Vitamin K2 is now in the spotlight as the missing ingredient in cardiovascular health. K2 ensures the calcium we ingest through food or supplements finds its way to our bones rather than depositing in our arteries. Atherosclerotic plaque consists of calcium, fats, cholesterol and other debris. It is clear now in the scientific literature that cholesterol and saturated fats are not the bad guys when it comes to plaque formation; it’s actually excess and displaced calcium. Taking a calcium supplement without adequate K2 levels in the body will increase our risk for heart disease. K2 is found in animal products such as meat, eggs and dairy. But make sure they are grass-fed as this greatly increases the K2 content.
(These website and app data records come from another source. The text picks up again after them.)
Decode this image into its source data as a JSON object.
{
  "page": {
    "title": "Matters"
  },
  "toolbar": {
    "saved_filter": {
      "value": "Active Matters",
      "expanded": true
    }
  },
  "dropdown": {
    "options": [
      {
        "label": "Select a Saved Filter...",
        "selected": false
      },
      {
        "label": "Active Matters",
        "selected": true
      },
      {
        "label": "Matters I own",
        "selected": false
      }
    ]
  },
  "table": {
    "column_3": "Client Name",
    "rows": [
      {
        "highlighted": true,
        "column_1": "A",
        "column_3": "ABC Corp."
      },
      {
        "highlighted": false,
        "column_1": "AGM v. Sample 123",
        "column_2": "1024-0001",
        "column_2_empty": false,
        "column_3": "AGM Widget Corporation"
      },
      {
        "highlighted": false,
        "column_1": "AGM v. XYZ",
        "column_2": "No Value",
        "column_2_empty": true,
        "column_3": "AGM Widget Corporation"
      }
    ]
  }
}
Green leafy vegetables are only a source of vitamin K1. While very good for you, it does not have the bone and artery protective benefits of K2. Our body can synthesize K2 from our gut bacteria, and to a small degree from K1, however, it is highly beneficial to supplement with this heart and bone protective nutrient. Aim for about 120 mcg per day.
Most of us don’t give much thought to our hearts; they unconsciously beat away inside our chests. February is here to remind us not to take them for granted. Our hearts need love, emotionally and physically. Take the time this month to really appreciate the amazing muscle that pumps life throughout our bodies. Eat heart healthy whole foods, supplement wisely and get that heart pumping with daily movement.
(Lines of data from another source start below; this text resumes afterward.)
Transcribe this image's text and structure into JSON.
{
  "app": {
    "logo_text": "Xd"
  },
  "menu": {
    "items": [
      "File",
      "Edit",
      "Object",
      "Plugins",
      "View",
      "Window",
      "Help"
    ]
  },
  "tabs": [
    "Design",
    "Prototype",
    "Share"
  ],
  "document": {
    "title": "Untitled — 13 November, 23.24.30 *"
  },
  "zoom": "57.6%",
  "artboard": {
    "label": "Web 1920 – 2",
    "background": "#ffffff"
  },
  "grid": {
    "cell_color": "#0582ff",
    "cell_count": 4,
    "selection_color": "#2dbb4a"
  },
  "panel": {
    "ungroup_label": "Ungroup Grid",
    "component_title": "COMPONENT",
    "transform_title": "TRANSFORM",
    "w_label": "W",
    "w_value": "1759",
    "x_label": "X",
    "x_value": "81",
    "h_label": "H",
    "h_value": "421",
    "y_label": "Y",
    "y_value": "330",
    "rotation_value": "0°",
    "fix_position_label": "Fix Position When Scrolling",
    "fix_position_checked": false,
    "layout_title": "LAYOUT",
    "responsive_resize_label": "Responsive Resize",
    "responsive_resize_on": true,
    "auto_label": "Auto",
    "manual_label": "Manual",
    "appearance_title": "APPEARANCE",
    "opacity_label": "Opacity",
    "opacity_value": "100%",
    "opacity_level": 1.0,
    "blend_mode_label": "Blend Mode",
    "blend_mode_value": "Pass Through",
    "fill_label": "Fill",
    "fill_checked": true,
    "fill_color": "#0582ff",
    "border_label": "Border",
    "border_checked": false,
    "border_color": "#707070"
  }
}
Happy Valentines Day!
Note: If you are currently taking medication or have been diagnosed with heart disease, it is always wise to talk with your doctor or pharmacists before embarking on a new supplement program.
Originally published at healthywaynaturalfoods.com Krista Boulding is a holistic nutritionist through the Edison Institute ( www.edisoninst.com) and a level-2 nutrition coach through Precision Nutrition (precisionnutrition.com). She provides private nutrition consultations, group wellness programs, and offers a variety of nutrition-based lectures throughout the year. Krista believes that true health can only be achieved through a combination of self love, nourishing whole foods and specific lifestyle practices. She is passionate about all things related to food, life and fitness. Find out more about her at www.kbstrengthandwellness.com
photo-montage by Tom Voidh